O.K., so your oil has been in there for longer than 3,000 miles (maybe a lot longer...) and it's time to do something about it. At this point you basically have two options. You can change it yourself or you can go somewhere to have it changed for you. Which option is better? You may not like this but the correct answer is "That depends."

If your vehicle is an older or vintage model that is easy to work on and if you live in a small town or rural community, changing your own oil is a viable option. It will cost you less than if you paid someone to do it (around ten dollars) and if you have a decent set of tools and/or access to a vehicle lift, the whole process shouldn't take more than 15 minutes. The concept of parking your vehicle in the driveway while oil runs out of it probably won't offend your neighbors or landlord, either. Of course, just living out in the middle of West Texas doesn't excuse you from properly disposing of the oil which, even in West Texas, means you can't go dumping it into the ground.
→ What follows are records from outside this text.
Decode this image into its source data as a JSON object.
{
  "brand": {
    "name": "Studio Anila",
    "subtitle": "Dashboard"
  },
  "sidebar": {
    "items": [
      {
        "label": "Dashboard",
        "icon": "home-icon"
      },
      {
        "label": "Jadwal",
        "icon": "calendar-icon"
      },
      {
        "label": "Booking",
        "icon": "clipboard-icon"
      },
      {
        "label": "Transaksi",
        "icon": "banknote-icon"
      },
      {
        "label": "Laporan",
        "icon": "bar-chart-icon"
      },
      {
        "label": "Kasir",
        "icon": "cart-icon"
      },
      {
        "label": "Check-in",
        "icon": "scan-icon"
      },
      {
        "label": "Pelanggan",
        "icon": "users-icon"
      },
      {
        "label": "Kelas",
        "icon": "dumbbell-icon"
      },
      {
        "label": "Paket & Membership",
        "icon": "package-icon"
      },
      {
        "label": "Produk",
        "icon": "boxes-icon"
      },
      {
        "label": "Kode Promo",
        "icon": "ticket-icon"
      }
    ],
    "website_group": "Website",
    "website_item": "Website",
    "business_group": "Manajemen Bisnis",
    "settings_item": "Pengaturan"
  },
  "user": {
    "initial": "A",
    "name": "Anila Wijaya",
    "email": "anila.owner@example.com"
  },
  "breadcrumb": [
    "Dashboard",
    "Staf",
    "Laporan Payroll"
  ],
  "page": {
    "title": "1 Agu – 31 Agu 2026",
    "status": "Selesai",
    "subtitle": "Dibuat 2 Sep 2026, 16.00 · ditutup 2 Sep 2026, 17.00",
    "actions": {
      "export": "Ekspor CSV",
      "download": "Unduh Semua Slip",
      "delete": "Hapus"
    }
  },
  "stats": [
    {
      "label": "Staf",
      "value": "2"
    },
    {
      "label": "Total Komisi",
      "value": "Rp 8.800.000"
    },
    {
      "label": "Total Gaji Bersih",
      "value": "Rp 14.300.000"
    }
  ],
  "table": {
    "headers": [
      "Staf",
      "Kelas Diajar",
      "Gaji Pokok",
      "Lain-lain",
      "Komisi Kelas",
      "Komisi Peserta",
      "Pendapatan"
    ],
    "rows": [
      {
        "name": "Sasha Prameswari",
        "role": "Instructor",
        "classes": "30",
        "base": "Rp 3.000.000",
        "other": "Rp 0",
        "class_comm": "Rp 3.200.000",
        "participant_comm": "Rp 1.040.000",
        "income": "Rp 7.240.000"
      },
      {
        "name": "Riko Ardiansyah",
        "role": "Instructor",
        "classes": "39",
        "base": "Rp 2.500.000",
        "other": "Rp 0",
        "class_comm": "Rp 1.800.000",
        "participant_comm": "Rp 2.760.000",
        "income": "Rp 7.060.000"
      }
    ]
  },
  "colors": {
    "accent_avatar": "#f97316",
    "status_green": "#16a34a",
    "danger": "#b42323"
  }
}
To find out about your local area recycling programs check the phone book or ask around at automotive service centers.

What about the car owner who lives in a downtown New York or Los Angeles apartment, drives a 1997 BMW 7-series, and has never seen the underside of an automobile (except during those rollover crashes on "Wildest Police Videos")? Well, first of all, if you own a late-model Bimmer you should have all maintenance duties covered for four years or 50,000 miles as part of the purchase price. This type of extended service contract is standard on many new cars, which means all these owners have to do is bring the vehicle in for service as scheduled. Obviously you'll want to confirm whether or not you have this type of agreement before running off to the nearest Jiffy Lube.

If you don't have a service agreement that includes oil changes but still would rather leave the job to someone else, there are two service centers that specialize in keeping your oil squeaky-clean. Both Jiffy Lube ( and Grease Monkey ( are national chains that not only change your oil and oil filter but also check and fill your other vital fluids, lubricate the chassis, perform an overall vehicle inspection, vacuum the interior, and even clean the windows. Grease Monkey does all this for $26.99 while Jiffy Lube charges $28.99. I don't know about the rest of you, but not having to wash my own windows is almost worth 30 bucks by itself.

Since it would cost at least 8 to ten dollars for just the oil and filter, plus whatever it costs to top off the washer reservoir, brake fluid, power steering fluid...well, you get the picture. Remember that any automotive service center is capable of changing your oil, but you'll be hard pressed to find one as cheap as either Jiffy Lube or Grease Monkey. And, since this type of work is all these companies do, they've pretty much got it down to a science and can usually perform the entire service in less than 20 minutes (Grease Monkey claims "All In About 10 Minutes.")

So there you have it. Spend ten minutes and 30 dollars every three months or 3,000 miles, and the most vital of vital fluids, plus all the other ones too, is handled. Take it from someone who knows, it's easier and cheaper than replacing a set of rings and bearings.